Saturday was going so well for me. Loki woke me up early, which was okay because I always feel more productive when I'm awake earlier in the day (translation: more time to sit in bed and do nothing). I went on a date that was really fun. I picked up some items from Walgreens that I needed. And I even straightened up my room, which has been clean for all of 2011 (usually my room stays clean for 2-3 days before returning to its usual disguise as the fourth circle of hell). I even vacuumed. And then I crawled into bed with a little green bird and looked online.
So here's what I guess I know. Representative Gabrielle Giffords, who has faced numerous threats and actual acts of violence (her office was vandalized--rocks thrown, etc.), was at a Congress on your Corner event. This guy named Jared Loughner, who has had lots of issues (drug use, dropped out of college), went up to the congresswoman and shot her in the head. He then opened fire on the crowd, killing several elderly people, a Federal judge, one of the congresswoman's aides, and a 9-year-old girl. Fourteen people were injured, including Giffords, who managed to survive the gunshot to the head and has been in critical condition since Saturday. Loughner was tackled and apprehended before he could do further harm to others or himself, and now faces two counts of attempted murder, two counts of murder, and one count of the attempted murder of a congressperson.
Here are some more things I know. For a long time now, several individuals and groups on the right have been espousing violence--specifically gun violence--as the way to "take back" America. That is not to say that these people have actually taken their guns, gone to perceived enemies, and threatened to kill them. I'm talking about the rhetoric that's being used, the imagery that we're seeing. It's not a secret that these individuals and groups have been using this rhetoric and imagery, and I'm actually just mostly offended that now, they're acting like WHOOPS WE DIDN'T MEAN IT.
Head's up, people: words mean things. If what you mean to say is, "I know that right now, we feel hopeless because there are changes happening in our country we don't agree with. We need to stand up and speak out against these changes, vote for the people who will stop these changes, and introduce legislation to make the changes that we want to see," then don't say, "Don't retreat, RELOAD." Don't talk about "second amendment remedies." Don't threaten gun violence if you don't think gun violence is the answer!

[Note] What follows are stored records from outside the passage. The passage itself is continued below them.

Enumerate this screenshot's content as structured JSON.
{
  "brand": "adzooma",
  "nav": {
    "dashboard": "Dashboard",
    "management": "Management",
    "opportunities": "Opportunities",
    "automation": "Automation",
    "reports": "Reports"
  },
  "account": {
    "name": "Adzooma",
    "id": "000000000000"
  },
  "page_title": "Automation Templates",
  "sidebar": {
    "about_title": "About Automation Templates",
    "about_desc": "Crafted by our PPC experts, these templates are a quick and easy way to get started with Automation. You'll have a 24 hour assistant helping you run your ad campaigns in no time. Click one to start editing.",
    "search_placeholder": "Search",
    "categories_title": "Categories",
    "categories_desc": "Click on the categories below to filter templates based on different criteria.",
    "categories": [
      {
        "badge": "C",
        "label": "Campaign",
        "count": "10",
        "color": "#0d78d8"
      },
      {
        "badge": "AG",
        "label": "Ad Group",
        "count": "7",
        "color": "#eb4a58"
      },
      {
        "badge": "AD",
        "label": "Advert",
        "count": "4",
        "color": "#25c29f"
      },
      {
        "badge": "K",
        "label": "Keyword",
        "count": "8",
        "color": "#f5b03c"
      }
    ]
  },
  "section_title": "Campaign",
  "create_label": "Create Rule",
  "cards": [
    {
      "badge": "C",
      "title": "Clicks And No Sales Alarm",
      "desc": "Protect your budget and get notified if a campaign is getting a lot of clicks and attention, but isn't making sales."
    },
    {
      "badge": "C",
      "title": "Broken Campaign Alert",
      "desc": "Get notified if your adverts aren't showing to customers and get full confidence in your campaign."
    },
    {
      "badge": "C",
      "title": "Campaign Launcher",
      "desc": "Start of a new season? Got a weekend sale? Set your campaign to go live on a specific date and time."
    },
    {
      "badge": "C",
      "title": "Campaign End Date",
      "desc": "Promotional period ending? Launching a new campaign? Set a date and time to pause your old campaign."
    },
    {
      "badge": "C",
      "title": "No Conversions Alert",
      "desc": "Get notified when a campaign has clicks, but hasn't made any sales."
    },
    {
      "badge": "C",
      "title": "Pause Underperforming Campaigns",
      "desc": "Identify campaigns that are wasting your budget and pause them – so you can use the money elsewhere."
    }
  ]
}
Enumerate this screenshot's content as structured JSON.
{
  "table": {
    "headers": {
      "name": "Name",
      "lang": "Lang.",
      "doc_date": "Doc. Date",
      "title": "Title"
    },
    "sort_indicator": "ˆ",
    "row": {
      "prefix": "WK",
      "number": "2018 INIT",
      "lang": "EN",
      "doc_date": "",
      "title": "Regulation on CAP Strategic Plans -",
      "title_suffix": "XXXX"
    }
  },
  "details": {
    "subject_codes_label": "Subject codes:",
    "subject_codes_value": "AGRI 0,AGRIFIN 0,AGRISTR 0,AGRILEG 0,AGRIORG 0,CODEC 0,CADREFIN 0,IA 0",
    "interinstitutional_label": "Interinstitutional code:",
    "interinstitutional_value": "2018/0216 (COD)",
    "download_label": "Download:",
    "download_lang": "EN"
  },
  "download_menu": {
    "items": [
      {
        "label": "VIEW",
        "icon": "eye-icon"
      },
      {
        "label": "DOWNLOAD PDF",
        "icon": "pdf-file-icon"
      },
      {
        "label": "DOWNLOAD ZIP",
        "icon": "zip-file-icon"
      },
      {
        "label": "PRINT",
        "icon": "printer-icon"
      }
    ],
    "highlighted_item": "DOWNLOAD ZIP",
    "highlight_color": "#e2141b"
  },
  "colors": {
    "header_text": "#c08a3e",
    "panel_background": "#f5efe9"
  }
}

Now yeah, sometimes you want to use analogies and metaphors in your rhetoric to mobilize your base. Cool. But if you're not creative enough to do that without actually threatening people at the same time, maybe you should find a different job?
Here's something I don't know: Jared Loughner's brain. I haven't met the guy or his brain. I don't have his medical history. I don't have an extremely accurate narrative describing his drug use. I really don't know.
And I don't fucking care.
Yeah, it's true, there's got to be something wrong if you think that it's acceptable for you to try to assassinate a congressperson and then open fire on a crowd. But we, as a nation, need to stop making the erroneous assumption that if you are capable of doing something almost universally accepted as wrong and evil, you must be mentally ill. There's really no reason to make this assumption, beyond, "I don't understand how someone could make this decision, unless their brains didn't work properly." Well, aren't YOU a talented psychologist?
I know people who are, as we say, mentally ill. Mental illness is a term that bothers me, since it implies that these people always have sick brains that don't work properly. But the people I know who are mentally ill are just like me, for the most part. I've never had to stop being friends with someone who's mentally ill because they've threatened me or done something horrible. And in many cases, I haven't even known about a friend's mental illness for a long time because it's not obvious.
So is Loughner "crazy?" I guess the better question is, "Well, does it even matter?"
Ask the victims--does it matter whether or not the guy is crazy? Or does your gunshot wound suck just as much?
Ask congress--does it matter whether or not the guy is crazy? Or are you still concerned that voting the "wrong" way will put your life in danger?
Ask the people and groups spouting crap about reloading and the second amendment--does it matter whether or not the guy is crazy? Or are you still thinking now about whether or not your rhetoric might have an impact you didn't want?
People are also freaking out about who's allowed to buy guns. Look, we can't have everything both ways. Either guns are hard for everyone to get or easy for everyone to get. Generally, if you're working hard to increase access to guns, people you'd rather not get a gun are going to get a gun. Make guns harder to get for everyone, including you, and then you can solve that. But clearly, this is like increasing spending without increasing taxes; what the hell are you trying to do here?
Sady Doyle at Tiger Beatdown makes an excellent point in her Arizona shooting FAQ. We don't know if Loughner is crazy, but it's pretty clear that he's stupid. She has a great takedown of his favorite books list, correctly pointing out what I noticed as well: no one who ACTUALLY understood these books would have liked all of them. Come on! We are not dealing with a genius.
So, to sum up:
1) This ruined my Saturday.
2) Being mentally ill does not make you kill people.
3) Do not use violent rhetoric if you do not mean to incite violence (also known as "words mean things").
4) It doesn't really matter very much if Loughner is mentally ill.
5) Jared Loughner is stupid.
6) Sady Doyle rules.